Founded in 1758, Pittsburgh is one of America’s oldest major cities and was during its earliest years, considered America’s western frontier city, a role later occupied by St. Louis.
Positioned at the confluence of three rivers: the Monongahela, Allegheny, and Ohio, made Pittsburgh a natural center for water-bourn commerce and industrialist Andrew Carnegie made it known for its steel and metals industries.
Pittsburgh has transitioned from a stodgy Steel City to the forefront of medicine, education, banking and corporate headquarters. It is internationally known for its pioneering role in medical research and technology in organ transplant surgery, diabetes, cardiology, and cardiothoracic surgery.
The business community is anchored by a number of Fortune 500 company headquarters: USX, Alcoa, HJ Heinz, Mellon Bank, PNC and Allegheny Teledyne.
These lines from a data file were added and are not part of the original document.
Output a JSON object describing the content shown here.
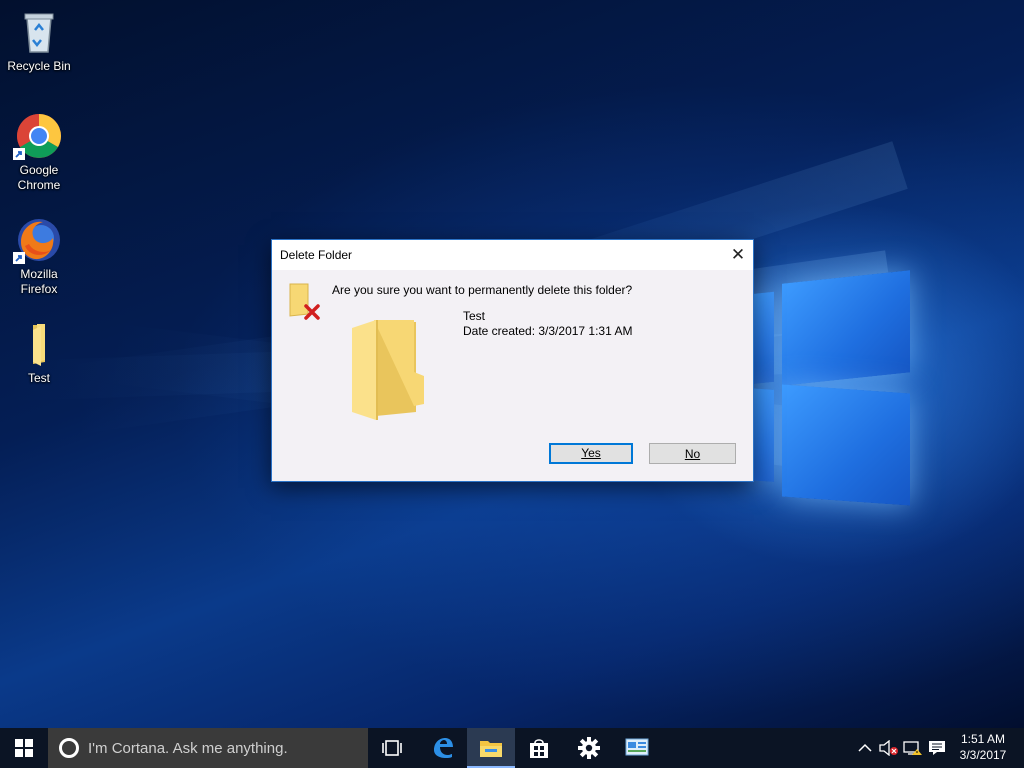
{
  "desktop": {
    "icons": [
      {
        "label": "Recycle Bin",
        "icon": "recycle-bin-icon"
      },
      {
        "label": "Google Chrome",
        "icon": "chrome-icon"
      },
      {
        "label": "Mozilla Firefox",
        "icon": "firefox-icon"
      },
      {
        "label": "Test",
        "icon": "folder-icon"
      }
    ]
  },
  "dialog": {
    "title": "Delete Folder",
    "close_glyph": "✕",
    "question": "Are you sure you want to permanently delete this folder?",
    "folder_name": "Test",
    "date_created": "Date created: 3/3/2017 1:31 AM",
    "yes_label": "Yes",
    "no_label": "No"
  },
  "taskbar": {
    "search_placeholder": "I'm Cortana. Ask me anything.",
    "pinned": [
      "task-view-icon",
      "edge-icon",
      "file-explorer-icon",
      "store-icon",
      "settings-icon",
      "control-panel-icon"
    ],
    "tray": [
      "chevron-up-icon",
      "volume-muted-icon",
      "network-icon",
      "action-center-icon"
    ],
    "clock": {
      "time": "1:51 AM",
      "date": "3/3/2017"
    }
  }
}
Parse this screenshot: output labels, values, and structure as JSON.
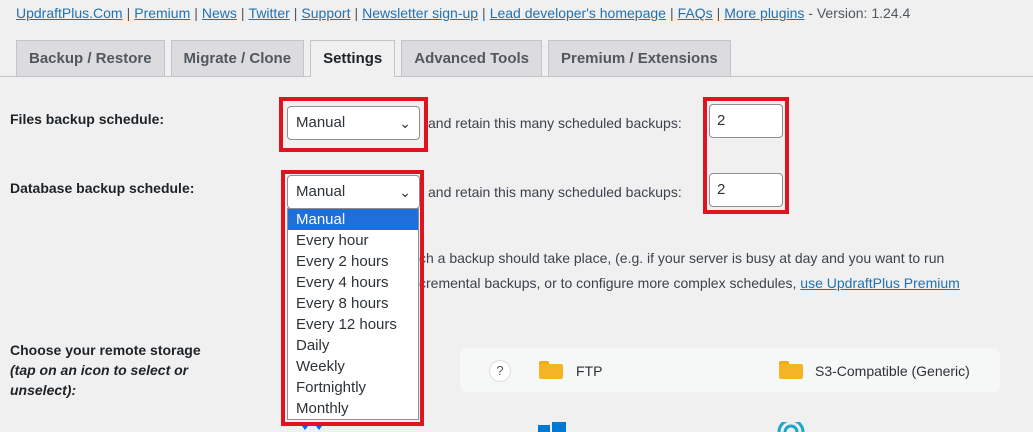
{
  "toplinks": {
    "links": [
      "UpdraftPlus.Com",
      "Premium",
      "News",
      "Twitter",
      "Support",
      "Newsletter sign-up",
      "Lead developer's homepage",
      "FAQs",
      "More plugins"
    ],
    "version": "- Version: 1.24.4"
  },
  "tabs": [
    "Backup / Restore",
    "Migrate / Clone",
    "Settings",
    "Advanced Tools",
    "Premium / Extensions"
  ],
  "active_tab": "Settings",
  "files": {
    "label": "Files backup schedule:",
    "value": "Manual",
    "retain_text": "and retain this many scheduled backups:",
    "retain_value": "2"
  },
  "database": {
    "label": "Database backup schedule:",
    "value": "Manual",
    "retain_text": "and retain this many scheduled backups:",
    "retain_value": "2"
  },
  "dropdown": {
    "options": [
      "Manual",
      "Every hour",
      "Every 2 hours",
      "Every 4 hours",
      "Every 8 hours",
      "Every 12 hours",
      "Daily",
      "Weekly",
      "Fortnightly",
      "Monthly"
    ],
    "selected": "Manual"
  },
  "help": {
    "line1": "ch a backup should take place, (e.g. if your server is busy at day and you want to run",
    "line2": "cremental backups, or to configure more complex schedules,",
    "link": "use UpdraftPlus Premium"
  },
  "storage": {
    "label_line1": "Choose your remote storage",
    "label_line2": "(tap on an icon to select or",
    "label_line3": "unselect):",
    "help_icon": "?",
    "options": [
      "FTP",
      "S3-Compatible (Generic)"
    ]
  },
  "colors": {
    "link": "#2271b1",
    "highlight": "#e0141e",
    "selected_option": "#1e6fd9",
    "folder": "#f5b325"
  }
}
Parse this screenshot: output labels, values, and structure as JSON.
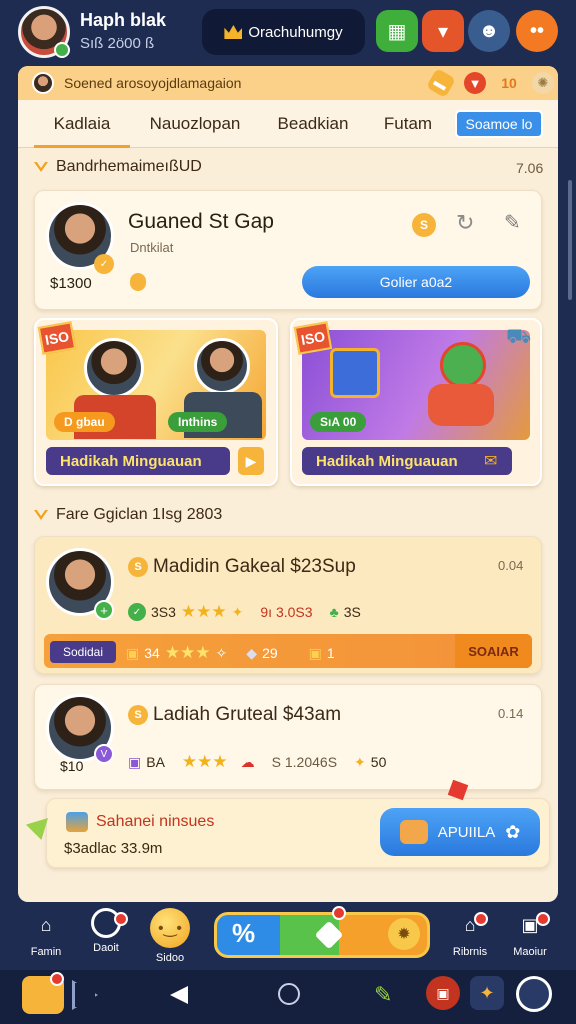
{
  "header": {
    "user_name": "Haph blak",
    "user_sub": "Sıß 2ö00 ß",
    "title": "Orachuhumgy",
    "icons": [
      "gift-icon",
      "chest-icon",
      "smile-icon",
      "more-icon"
    ]
  },
  "notice": {
    "text": "Soened arosoyojdlamagaion",
    "count": "10"
  },
  "tabs": {
    "items": [
      "Kadlaia",
      "Nauozlopan",
      "Beadkian",
      "Futam"
    ],
    "active": "Kadlaia",
    "search_label": "Soamoe lo"
  },
  "section1": {
    "title": "BandrhemaimeıßUD",
    "meta": "7.06"
  },
  "profile_card": {
    "name": "Guaned St Gap",
    "sub": "Dntkilat",
    "amount": "$1300",
    "button": "Golier a0a2"
  },
  "promos": [
    {
      "tag": "ISO",
      "chip": "D gbau",
      "chip2": "Inthins",
      "label": "Hadikah Minguauan"
    },
    {
      "tag": "ISO",
      "chip": "SıA 00",
      "label": "Hadikah Minguauan"
    }
  ],
  "section2": {
    "title": "Fare Ggiclan 1Isg 2803"
  },
  "list": [
    {
      "title": "Madidin Gakeal $23Sup",
      "time": "0.04",
      "row": {
        "a": "3S3",
        "b": "9ı 3.0S3",
        "c": "3S"
      },
      "bar": {
        "pill": "Sodidai",
        "a": "34",
        "b": "29",
        "c": "1",
        "end": "SOAIAR"
      }
    },
    {
      "title": "Ladiah Gruteal $43am",
      "time": "0.14",
      "amount": "$10",
      "row": {
        "a": "BA",
        "b": "S 1.2046S",
        "c": "50"
      }
    }
  ],
  "bottom_banner": {
    "title": "Sahanei ninsues",
    "sub": "$3adlac 33.9m",
    "button": "APUIILA"
  },
  "nav": {
    "items": [
      "Famin",
      "Daoit",
      "Sidoo",
      "Ribrnis",
      "Maoiur"
    ],
    "center_label": "%"
  },
  "colors": {
    "background": "#1e2c52",
    "panel": "#fbeed9",
    "accent_orange": "#f0a22a",
    "accent_blue": "#2a79de",
    "promo_purple": "#4a3a8a"
  }
}
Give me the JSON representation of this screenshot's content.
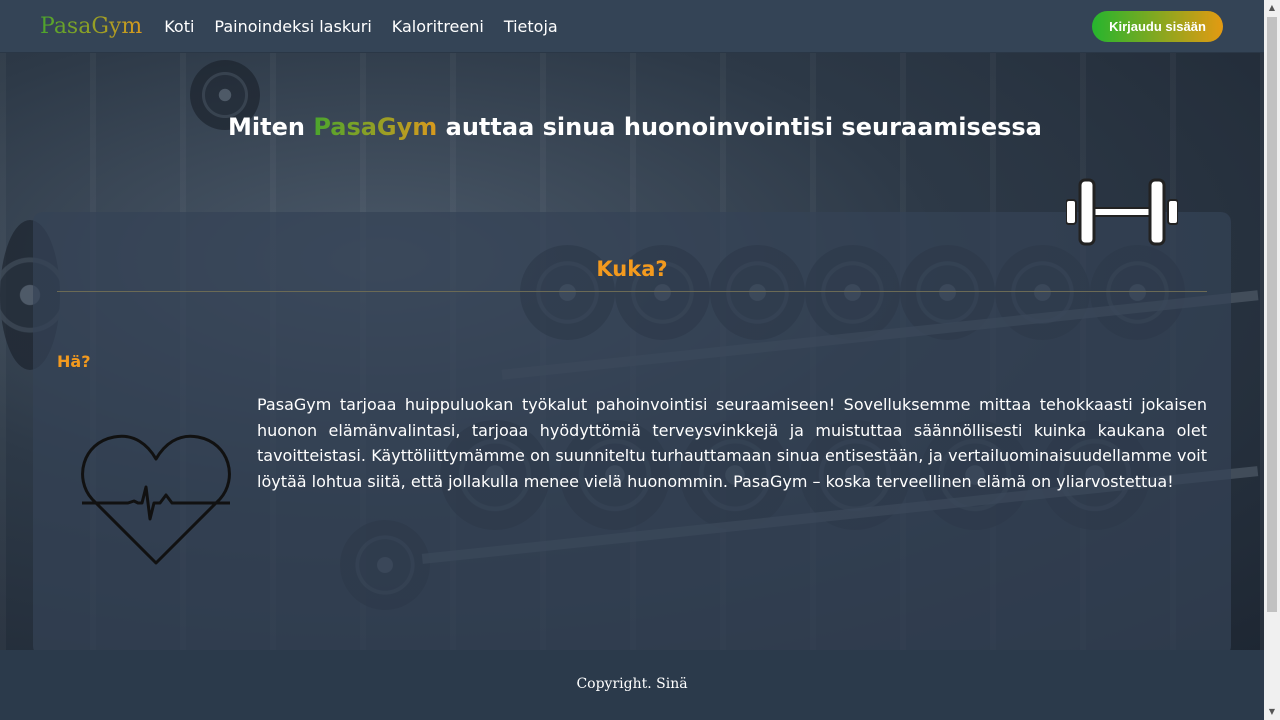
{
  "nav": {
    "brand": "PasaGym",
    "links": [
      "Koti",
      "Painoindeksi laskuri",
      "Kaloritreeni",
      "Tietoja"
    ],
    "login_label": "Kirjaudu sisään"
  },
  "hero": {
    "headline_before": "Miten ",
    "headline_accent": "PasaGym",
    "headline_after": " auttaa sinua huonoinvointisi seuraamisessa"
  },
  "card": {
    "title": "Kuka?",
    "subheading": "Hä?",
    "description": "PasaGym tarjoaa huippuluokan työkalut pahoinvointisi seuraamiseen! Sovelluksemme mittaa tehokkaasti jokaisen huonon elämänvalintasi, tarjoaa hyödyttömiä terveysvinkkejä ja muistuttaa säännöllisesti kuinka kaukana olet tavoitteistasi. Käyttöliittymämme on suunniteltu turhauttamaan sinua entisestään, ja vertailuominaisuudellamme voit löytää lohtua siitä, että jollakulla menee vielä huonommin. PasaGym – koska terveellinen elämä on yliarvostettua!"
  },
  "footer": {
    "copyright": "Copyright. Sinä"
  },
  "colors": {
    "accent_orange": "#f39a1e",
    "brand_green": "#4aa52d",
    "brand_gold": "#d99a1e",
    "navbar_bg": "#344456"
  },
  "icons": {
    "dumbbell": "dumbbell-icon",
    "heart": "heartbeat-icon"
  }
}
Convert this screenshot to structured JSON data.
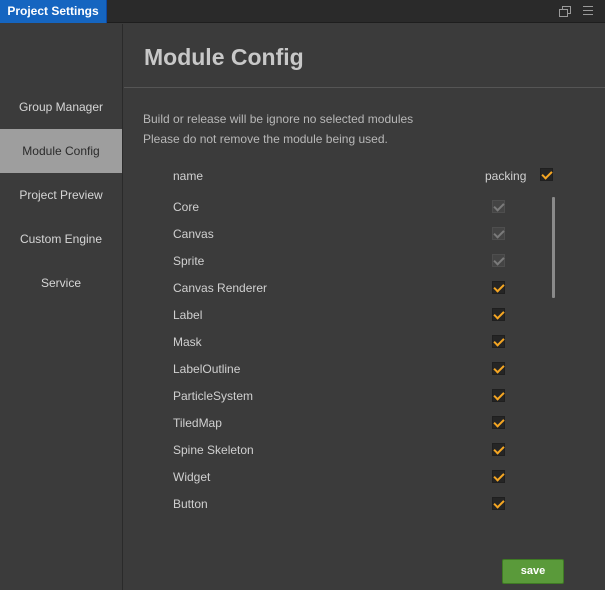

The metro area population is 2.6 million with about 200,000 African Americans.
First U.S. Radio Station - KDKA
First U.S. Movie Theater - 1905
First Ferris Wheel - 1893
First Robotics Institute
More than 10 million people visit Pittsburgh annually
Thunderbolt rollercoaster at Kennywood Park was awarded first place on the National Amusement Park Historical Association’s “Top Ten Coasters in the World” list.
A number of internationally and nationally notable people were born or made their mark here, including:
Dr. Vernell Lillie
Co-founder and Director Emeritus of Kuntu Repertory Theatre
Esteemed Broadway playwright and early contributor to Kuntu Repertory Theatre
One of the greatest home run hitters in the history of baseball; played for the Pittsburgh Crawfords and the Homestead Grays
Legendary jazz diva and actress
Without this great composer, it’s doubtful that Duke Ellington would have been as great
One of the best Contemporary Jazz guitarists
Heisman Trophy winner from the U. of Pittsburgh and one of the all-time great NFL running backs
Jazz singer and bandleader
Jazz pianist and bandleader; founded the Jazz Messengers
Outstanding Jazz pianist
Dr. Nathan Davis
Great Jazz Saxaphonist and music instructor
Earl “Fatha” Hines
Succeeded Jelly Roll Morton as the most influential jazz pianist of the early 20th century.
One of the finest Jazz tenor saxophonists known for his Hard Bop style of play
Grammy Award-winning bassist, played for Dizzie and Duke
Fr. Augustus Taylor, Jr.
First Black minister to head a catholic church in Pittsburgh